Filed under: Arts, business, creativity, movies | Tags: Alien, Michael Fassbender, Noomi Rapace, prometheus, ridley scott
“In space nobody can hear you scream” proclaimed the poster for Alien.
Even before you stepped into the cinema back in 1979 you knew, you’d read, you’d heard that you were going to be wincing with fear and disgust. When John Hurt’s chest was ripped open by a baby monster you did scream. It was, and still is, a monumental movie.
Fast forward 33 years and the “cinema event of the year” arrives with reel after reel of preview film but little in the way of proper reviews. No talk about what the content was. I feared it was a studio ploy. Keeping the film away from the critics because it wasn’t that good. And then, right at the last minute the reviews appeared. “Hmmm” that was the general consensus. So I went to my local multiplex in a state of anxiety. Could it possibly live up to the hype?
Right let’s get one thing out of the way right from the off. 3D does not make movies better, arguably the opposite, as directors strive to create set ups that allow them to show off the technique. The only 3D movie I’ve seen that even remotely benefits from the exercise is Avatar. Prometheus just doesn’t need it.
By now you’ll know the basic premise of the movie. Say what they like, but it IS a prequal to Alien and the obsession Ridley Scott has with the creation of man, religion, Darwinism and all such borders on the insane. It makes for some laboured moments and overblown plotting. The movie overall is too long (a common mistake these days) and lacks both pace, at times, and screams.
This simply does not scare you like Alien did, but apart from those criticisms it is a fine theatical experience. It looks astounding, it has good central performances from Noomi Rapace and Michael Fassbender and adequate back up from the rest (although Kate Dickie is hopelessly miscast).
It’s a good film. Just not a patch on Alien. There’s an obvious sequal standing in the wings but I guess we’ll have to see how this fares at the box office before taking the plunge because this ain’t a cheap exercise ($120m – which incidentally is only half what Avengers Assembled cost)
Filed under: Uncategorized | Tags: (The Girl with the Dragon Tattoo), daniel craig, Män som hatar kvinnor, Michael Niqvist, Noomi Rapace, Stieg Larsson, The Girl who kicked the hornet's nest, The girl who played with fire
In true Bergmanesque fashion this languid Swedish gem of a movie starts slowly and gradually speeds up to walking pace. But let that not put you off. It’s an understated little gem of a thriller that gradually unfolds with a complex and multilayered story that is packed full of repressed sexual abuse messages.
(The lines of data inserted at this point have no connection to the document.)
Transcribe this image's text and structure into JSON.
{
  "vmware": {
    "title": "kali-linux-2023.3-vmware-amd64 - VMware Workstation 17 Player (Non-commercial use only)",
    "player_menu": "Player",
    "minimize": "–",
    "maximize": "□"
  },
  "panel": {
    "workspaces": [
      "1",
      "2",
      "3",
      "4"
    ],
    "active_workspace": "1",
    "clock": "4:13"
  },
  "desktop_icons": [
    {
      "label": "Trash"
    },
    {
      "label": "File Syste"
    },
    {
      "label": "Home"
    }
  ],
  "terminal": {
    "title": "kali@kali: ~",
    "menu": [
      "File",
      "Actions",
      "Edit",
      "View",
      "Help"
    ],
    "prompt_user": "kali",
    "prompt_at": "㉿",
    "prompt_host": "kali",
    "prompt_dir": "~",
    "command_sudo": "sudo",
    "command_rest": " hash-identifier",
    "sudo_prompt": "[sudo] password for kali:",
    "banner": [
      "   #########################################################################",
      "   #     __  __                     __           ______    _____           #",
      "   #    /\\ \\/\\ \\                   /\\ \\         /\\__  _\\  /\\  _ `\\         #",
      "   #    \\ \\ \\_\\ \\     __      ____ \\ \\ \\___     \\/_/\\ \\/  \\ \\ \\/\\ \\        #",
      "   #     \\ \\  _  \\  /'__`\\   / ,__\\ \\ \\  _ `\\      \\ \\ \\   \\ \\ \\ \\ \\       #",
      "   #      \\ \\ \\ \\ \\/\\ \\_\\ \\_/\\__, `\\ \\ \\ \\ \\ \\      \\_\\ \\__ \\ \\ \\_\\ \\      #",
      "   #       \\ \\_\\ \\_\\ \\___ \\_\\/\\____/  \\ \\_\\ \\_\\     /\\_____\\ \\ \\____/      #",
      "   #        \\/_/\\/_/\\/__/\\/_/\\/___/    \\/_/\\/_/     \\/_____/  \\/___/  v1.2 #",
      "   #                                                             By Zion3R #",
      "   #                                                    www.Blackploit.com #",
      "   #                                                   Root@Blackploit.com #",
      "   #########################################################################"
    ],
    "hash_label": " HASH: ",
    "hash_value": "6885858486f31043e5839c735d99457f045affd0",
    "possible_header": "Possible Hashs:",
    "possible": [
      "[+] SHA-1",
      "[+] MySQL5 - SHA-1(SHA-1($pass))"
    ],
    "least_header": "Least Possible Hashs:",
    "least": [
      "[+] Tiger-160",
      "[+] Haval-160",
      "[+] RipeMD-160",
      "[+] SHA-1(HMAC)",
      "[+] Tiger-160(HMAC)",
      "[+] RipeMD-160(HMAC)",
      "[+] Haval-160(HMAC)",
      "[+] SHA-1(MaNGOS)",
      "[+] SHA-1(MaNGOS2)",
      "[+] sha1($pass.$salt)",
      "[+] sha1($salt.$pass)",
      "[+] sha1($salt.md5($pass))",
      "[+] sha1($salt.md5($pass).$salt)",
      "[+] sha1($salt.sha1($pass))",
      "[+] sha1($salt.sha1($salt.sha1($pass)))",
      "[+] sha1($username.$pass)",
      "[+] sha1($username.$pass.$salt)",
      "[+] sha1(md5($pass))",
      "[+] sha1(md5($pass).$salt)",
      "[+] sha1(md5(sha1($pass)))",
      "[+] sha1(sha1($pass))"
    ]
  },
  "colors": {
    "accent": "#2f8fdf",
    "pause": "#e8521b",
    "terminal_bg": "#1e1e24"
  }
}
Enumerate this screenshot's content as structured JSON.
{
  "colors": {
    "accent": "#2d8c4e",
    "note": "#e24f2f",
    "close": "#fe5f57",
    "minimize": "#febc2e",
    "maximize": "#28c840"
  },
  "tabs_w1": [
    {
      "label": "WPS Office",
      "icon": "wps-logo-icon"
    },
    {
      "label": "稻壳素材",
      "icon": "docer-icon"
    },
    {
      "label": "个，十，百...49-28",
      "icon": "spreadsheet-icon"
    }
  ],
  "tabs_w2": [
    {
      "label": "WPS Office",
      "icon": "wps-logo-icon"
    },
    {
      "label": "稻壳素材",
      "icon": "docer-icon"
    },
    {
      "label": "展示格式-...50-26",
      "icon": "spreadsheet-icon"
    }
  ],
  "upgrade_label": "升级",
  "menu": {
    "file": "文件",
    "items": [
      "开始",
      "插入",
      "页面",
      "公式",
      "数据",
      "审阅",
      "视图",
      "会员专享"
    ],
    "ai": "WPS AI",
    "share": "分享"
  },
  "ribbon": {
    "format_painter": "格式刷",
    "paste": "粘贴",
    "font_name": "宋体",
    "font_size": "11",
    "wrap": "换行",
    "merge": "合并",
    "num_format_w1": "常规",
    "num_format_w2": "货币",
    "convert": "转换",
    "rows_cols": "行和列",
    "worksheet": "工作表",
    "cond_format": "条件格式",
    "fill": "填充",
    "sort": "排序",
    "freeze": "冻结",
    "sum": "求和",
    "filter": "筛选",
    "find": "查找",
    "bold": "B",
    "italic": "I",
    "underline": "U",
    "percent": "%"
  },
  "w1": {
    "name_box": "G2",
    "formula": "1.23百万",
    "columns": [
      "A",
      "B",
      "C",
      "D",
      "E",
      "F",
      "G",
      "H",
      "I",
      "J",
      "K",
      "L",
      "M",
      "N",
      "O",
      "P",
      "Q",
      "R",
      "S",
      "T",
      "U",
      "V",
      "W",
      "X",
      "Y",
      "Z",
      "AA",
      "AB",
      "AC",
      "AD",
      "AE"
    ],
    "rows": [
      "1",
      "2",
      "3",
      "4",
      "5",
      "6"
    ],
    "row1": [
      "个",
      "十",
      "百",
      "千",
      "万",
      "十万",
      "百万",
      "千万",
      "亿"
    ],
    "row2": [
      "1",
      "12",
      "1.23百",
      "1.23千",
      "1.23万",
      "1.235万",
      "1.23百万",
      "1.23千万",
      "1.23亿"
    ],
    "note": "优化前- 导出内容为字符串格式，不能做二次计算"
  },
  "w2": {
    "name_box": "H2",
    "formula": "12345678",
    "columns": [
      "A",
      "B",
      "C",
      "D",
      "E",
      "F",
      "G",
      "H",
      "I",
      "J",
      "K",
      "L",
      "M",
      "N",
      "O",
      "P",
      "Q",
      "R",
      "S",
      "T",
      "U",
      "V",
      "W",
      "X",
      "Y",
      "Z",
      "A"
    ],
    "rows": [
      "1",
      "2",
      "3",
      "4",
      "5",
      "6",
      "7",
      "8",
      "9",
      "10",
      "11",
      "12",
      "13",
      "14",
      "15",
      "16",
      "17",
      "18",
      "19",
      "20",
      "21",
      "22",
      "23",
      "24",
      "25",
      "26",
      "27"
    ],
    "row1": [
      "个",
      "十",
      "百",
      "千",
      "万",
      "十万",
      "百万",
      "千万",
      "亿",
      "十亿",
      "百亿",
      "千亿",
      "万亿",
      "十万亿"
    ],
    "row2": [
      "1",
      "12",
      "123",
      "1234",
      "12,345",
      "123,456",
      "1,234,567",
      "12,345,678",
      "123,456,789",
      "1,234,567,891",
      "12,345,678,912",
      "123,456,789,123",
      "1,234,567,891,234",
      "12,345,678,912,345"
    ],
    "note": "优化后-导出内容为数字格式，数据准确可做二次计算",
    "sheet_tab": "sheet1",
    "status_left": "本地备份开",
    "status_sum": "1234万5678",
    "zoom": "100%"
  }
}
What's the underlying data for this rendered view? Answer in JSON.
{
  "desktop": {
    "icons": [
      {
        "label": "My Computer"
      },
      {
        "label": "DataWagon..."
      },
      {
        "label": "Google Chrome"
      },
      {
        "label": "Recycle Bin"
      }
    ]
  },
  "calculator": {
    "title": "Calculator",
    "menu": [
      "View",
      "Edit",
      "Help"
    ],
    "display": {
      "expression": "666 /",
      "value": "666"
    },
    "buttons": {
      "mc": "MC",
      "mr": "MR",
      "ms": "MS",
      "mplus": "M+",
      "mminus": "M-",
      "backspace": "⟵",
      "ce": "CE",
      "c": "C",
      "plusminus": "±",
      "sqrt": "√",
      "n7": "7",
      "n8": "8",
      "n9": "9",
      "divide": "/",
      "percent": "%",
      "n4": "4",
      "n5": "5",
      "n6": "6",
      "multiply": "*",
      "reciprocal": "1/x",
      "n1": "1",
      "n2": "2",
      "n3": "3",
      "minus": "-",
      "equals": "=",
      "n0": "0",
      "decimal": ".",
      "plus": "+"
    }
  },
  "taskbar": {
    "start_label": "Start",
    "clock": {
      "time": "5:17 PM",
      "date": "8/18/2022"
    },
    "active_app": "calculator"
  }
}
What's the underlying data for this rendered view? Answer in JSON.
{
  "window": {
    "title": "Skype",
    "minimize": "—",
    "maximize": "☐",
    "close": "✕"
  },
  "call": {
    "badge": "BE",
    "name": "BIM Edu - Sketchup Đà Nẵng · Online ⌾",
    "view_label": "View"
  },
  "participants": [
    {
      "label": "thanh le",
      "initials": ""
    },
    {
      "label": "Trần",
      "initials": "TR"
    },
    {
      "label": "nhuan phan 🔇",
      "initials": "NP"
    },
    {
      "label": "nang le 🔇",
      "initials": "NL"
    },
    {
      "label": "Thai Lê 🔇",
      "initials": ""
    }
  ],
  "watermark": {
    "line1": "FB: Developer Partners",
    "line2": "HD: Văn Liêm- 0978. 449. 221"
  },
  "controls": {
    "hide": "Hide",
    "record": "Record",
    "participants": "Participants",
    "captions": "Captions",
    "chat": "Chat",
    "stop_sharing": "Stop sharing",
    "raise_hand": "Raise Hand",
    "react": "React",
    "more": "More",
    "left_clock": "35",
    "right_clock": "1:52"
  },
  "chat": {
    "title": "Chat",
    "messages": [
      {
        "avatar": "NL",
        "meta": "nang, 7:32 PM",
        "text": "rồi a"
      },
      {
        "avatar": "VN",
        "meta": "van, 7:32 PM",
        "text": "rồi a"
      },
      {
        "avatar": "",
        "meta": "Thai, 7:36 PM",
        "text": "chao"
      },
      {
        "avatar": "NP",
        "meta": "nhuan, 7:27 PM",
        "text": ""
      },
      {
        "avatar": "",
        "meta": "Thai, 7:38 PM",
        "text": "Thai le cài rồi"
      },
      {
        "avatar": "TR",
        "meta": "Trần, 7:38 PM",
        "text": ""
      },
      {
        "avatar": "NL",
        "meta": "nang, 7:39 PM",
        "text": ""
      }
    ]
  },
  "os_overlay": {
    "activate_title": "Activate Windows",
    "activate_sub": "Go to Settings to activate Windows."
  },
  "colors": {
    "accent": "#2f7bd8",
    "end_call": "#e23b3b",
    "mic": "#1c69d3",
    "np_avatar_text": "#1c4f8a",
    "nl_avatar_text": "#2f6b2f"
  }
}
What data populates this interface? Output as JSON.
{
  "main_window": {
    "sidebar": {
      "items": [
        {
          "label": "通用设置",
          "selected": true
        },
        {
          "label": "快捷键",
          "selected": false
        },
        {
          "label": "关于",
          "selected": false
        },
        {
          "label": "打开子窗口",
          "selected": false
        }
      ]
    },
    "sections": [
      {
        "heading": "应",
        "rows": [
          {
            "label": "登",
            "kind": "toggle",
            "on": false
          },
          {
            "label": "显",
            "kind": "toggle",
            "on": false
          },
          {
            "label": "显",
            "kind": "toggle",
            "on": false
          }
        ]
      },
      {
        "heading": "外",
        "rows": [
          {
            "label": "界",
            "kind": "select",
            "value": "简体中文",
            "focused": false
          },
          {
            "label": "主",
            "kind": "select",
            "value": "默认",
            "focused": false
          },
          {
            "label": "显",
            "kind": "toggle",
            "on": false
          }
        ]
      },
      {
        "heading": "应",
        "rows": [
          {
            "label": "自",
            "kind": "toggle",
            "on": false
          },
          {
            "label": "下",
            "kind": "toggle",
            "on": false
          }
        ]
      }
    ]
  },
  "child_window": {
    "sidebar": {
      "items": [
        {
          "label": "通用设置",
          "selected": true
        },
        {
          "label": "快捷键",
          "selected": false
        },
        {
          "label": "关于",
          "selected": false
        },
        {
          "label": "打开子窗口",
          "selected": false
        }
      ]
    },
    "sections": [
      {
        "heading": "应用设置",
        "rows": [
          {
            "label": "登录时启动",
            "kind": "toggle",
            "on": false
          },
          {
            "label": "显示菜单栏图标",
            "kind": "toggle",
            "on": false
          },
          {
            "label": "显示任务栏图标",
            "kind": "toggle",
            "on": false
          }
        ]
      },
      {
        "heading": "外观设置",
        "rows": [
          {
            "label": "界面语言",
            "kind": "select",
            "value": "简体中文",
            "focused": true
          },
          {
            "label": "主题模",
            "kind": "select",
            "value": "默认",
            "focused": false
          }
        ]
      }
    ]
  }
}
At its core a political activist and writer (Michael Niqvist playing Michael Blomqvist) is hired by an industrialist to solve the 40 year old mystery around the disappearance of a slightly loopy teenage girl. Running simultaneously is the back story of a young super hacker (Lisbeth played by Noomi Rapace). Although a lesbian she gradually falls for, 30 years her senior, Blomqvist.
Everything about this movie is subtle, even the fact that at no point in the movie is there any reference to its title, other than in one beautifully shot scene and even then it’s almost incidental. The chemistry between Lisbeth and Blomqvist is so delicate you think it will shatter at any second, instead it grows millimetre by millimetre into a great double act. For that one has to applaud director Neils Adren Oplev whose work is unfamiliar to me.
It’s to be released next year as a Holywood remake with Daniel Craig replacing Blomqvist in the male lead role but bravely, the studio has stuck with the beguiling Rapace in the title role and =as it’s to be irected by Michael Fincher we can expect good things because at the core lies a brilliant story that has been brilliantly written. (in fact in many ways this movie reminded me – albeit in a much lower key way – of Se7en.)
It centres around abuse of all kinds, fundamentally sexual, but also racial and religious all wrapped together in a neat package that carries a strong moral and emotional punch and the good news is that the other two books in this series have also been filmed by the same team and are due for release BEFORE Hollywood enters the fray.
It’s out on DVD now but please choose to watch it the way it was intended. In Swedish with subtitles, not the coward’s way out (overdubbed in English).